Del Amitri — Great Songs!

If You don’t belong to that group of people so called the Generation x, you may still remember that Del Amitri had already played in Portugal! Long time ago, long time ago, this scottish band filled, in a distant December, the soo famous “ROCK RENDEZ VOUS”. The tickets costed 650esc (about 2#) and they enchanted the audience with their semi-acoustic songs and guitars that performed most part of the gig. This band in the early begining lined up with Justin Currie (voice, piano, bass) and his friend Iain Harvie. Later for the release of “Sense and Sickness”, Brian Tolland (guitar),and Paul Tyagi (drums) joined the band. Under the “protection” of John Pell, soon they became a sort of cult band doing the first halfs of The Smiths and The FAll (for example). “Kiss This Thing Goodbye”, “Nothing Ever Happens” and “Spit In The Rain” were some of the hits that this band gave us. Now they are back with a new work and this is a good opportunity for those who never heard of them to start to treat the Dels “by you”. ” Some Other Sucker’s Parade” it’s the name of their recent album that gathers 14 songs that can cut everyones breath. “Not Where It’s At”, “Some Other Sucker’s Parade”, “Won’t Make It Better”, “What I think She Sees”, “Medecine”, “High Times”, “Mother Nature’s Writing”, “No Family Man”, “Cruel Light Of Day”, “Funny Way To Win”, “Through All That Nothing”, “Life Is Full”, “Lucky Guy” and “Make It Always be Too Late” are the songs that Andy Alston, Ashley Soan, Jon McLoughlin, Iain Harvie and Justin Currie have to show us in this Lp recorded between November 1996 and January 1997. Produced by Mark Freegard, “Some Other Sucker’s Parade” obeyd to some rules. In the words of the DEl’s guys:”We had two rules for this record: not having acoustic guitars because we are starting to be fed up with the label of “folk-rock” band that some people stucked on us and that all the songs must had more than 3 minutes long. These rules are obviously to be broken but from the 14 songs only 3 got acoustic guitars!” The irony, the non-sense and the powerful lyrics that they got us used to are quite present in here!

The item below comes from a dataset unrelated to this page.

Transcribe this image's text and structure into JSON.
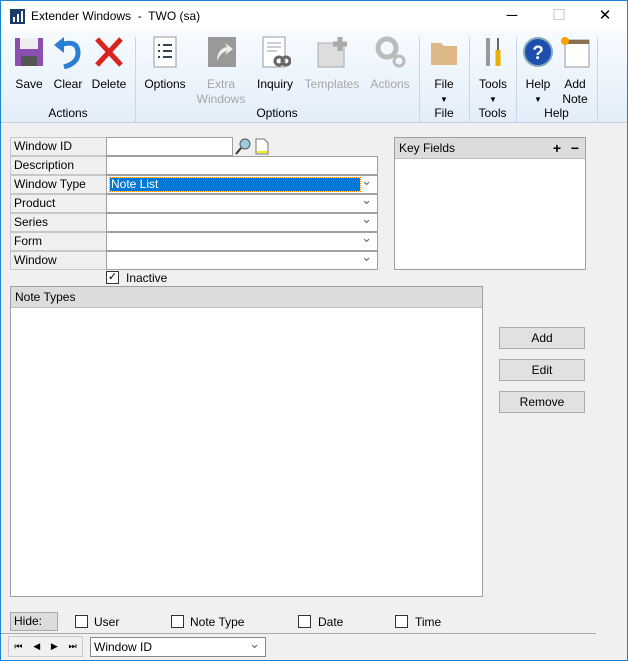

Submitted and translated from Portuguese by Rute Ventura

VoxPop July/August 1997